Having accepted Christianity, Vladimir then called the people of Kiev to be baptized in the Dnieper River, also known as the iconic event of the Baptism of Rus'. In the following days the ceremony was observed throughout the realm of Vladimir, Grand Prince of Kiev and Novgorod.
By the act of baptizing his subjects, Vladimir indicated the acceptance of Orthodox Christianity as the nation’s religion. Furthermore, it was this event that the lands of the Rus and the Slavic East entered into the greater Christian world as part of the Hellenic Christian heritage. This event, the baptism of the Slavic people, as per the words of Fr. John Meyendorff “signified thier integration into the Byzantine Roman empire itself."
Among the 45 million people living in Ukraine, 70% call themselves religious. Orthodox Christianity is the most popular religion on the territory of Ukraine, with almost 76% believers adhering to this confession. Christianity in Ukraine is manifested through the five main churches: Ukrainian Orthodox Church of Kyiv Patriarchate, Ukrainian Orthodox Church of Moscow Patriarchate, Ukrainian Autocephalous Orthodox Church, Ukrainian Greek Catholic Church and Ukrainian Roman Catholic Church.
Catholicism in Ukraine comes second after Christianity as per the amount of believers. Most of the Catholics pertain to the Ukrainian Greek Catholic Church.
Several religious people in Ukraine belong to Protestant confessions: this group is represented by Baptists, Lutherans, Adventists and others.
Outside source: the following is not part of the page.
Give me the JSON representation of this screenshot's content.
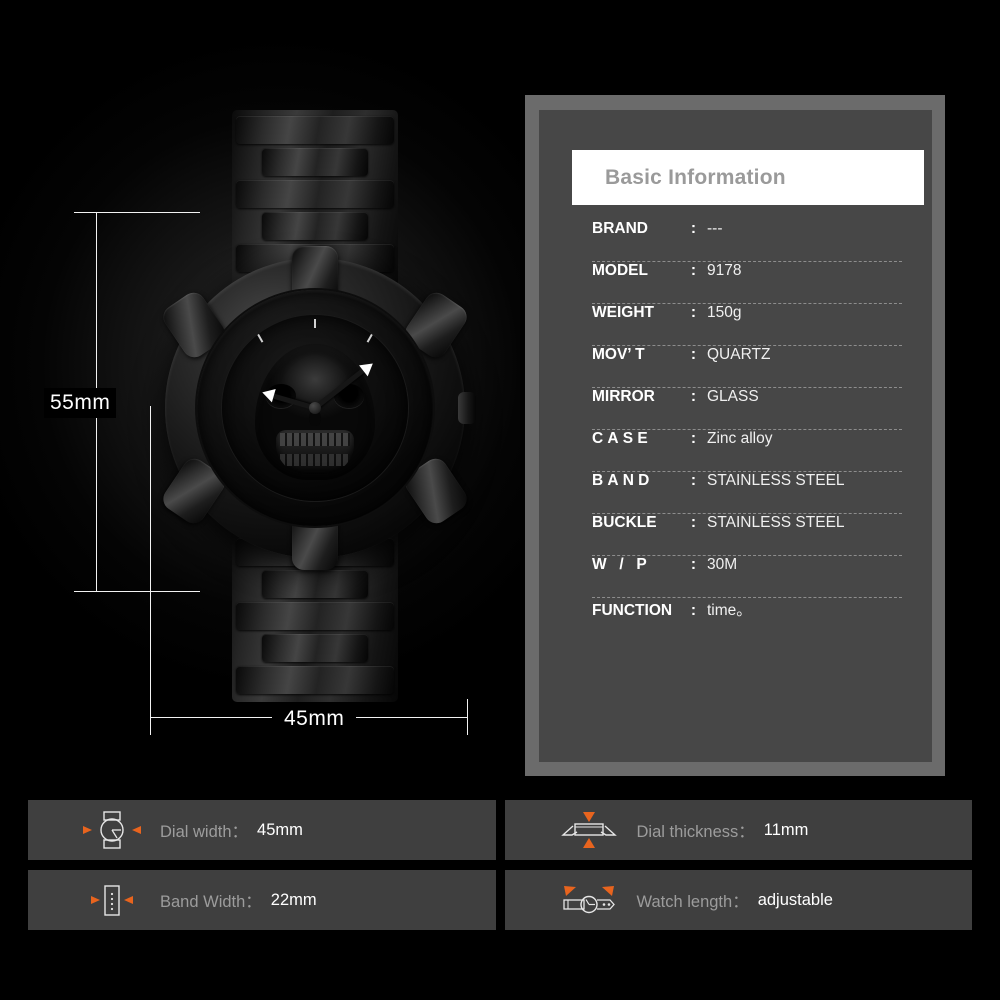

It is worth being noted that the influence of Protestant Churches involved in missionary work has been rising recently.
The majority of the churches in Ukraine are owned by Ukrainian Orthodox Church of Moscow Patriarchate. These churches are distinguished for their astonishing structure, adornment and splendor.
Although Christianity is the state religion of Ukraine, there are also Judaic and Islamic communities in the country. The Ukrainian Judaic religious community is the third-largest in Europe and the fifth worldwide. As per statistical analysis, there are approximately 400 thousand Jews in Ukraine, concentrated commonly in large cities such as Kyiv, Dnipro, Odessa and Kharkiv. Each year, Judaists gather at the holy tomb of Reb Nachman in Uman, Ukraine. The Ukrainian Muslim communities amount to 0.6-0.9 percent. A great percentage of Ukrainian Muslims are Crimean Tatars. While, there were roughly one million Muslims in Ukraine, after the annexation of Crimea in 2014, a great majority of them stayed on that territory.
Furthermore, there are several religious groups in Ukraine which practice Buddhism, Hinduism and Paganism, however, they are uncommon for Eastern Europe. There are also Ukrainians who believe in God but do not belong to any official religion.
Ukraine’s religion can be discribed as multifaceted. Nonetheless, followers of all religions, even those who are involved in serious conflicts abroad, coexist peacefully in Ukraine. This can be explained by the amiable and open-minded character of the Ukrainian people.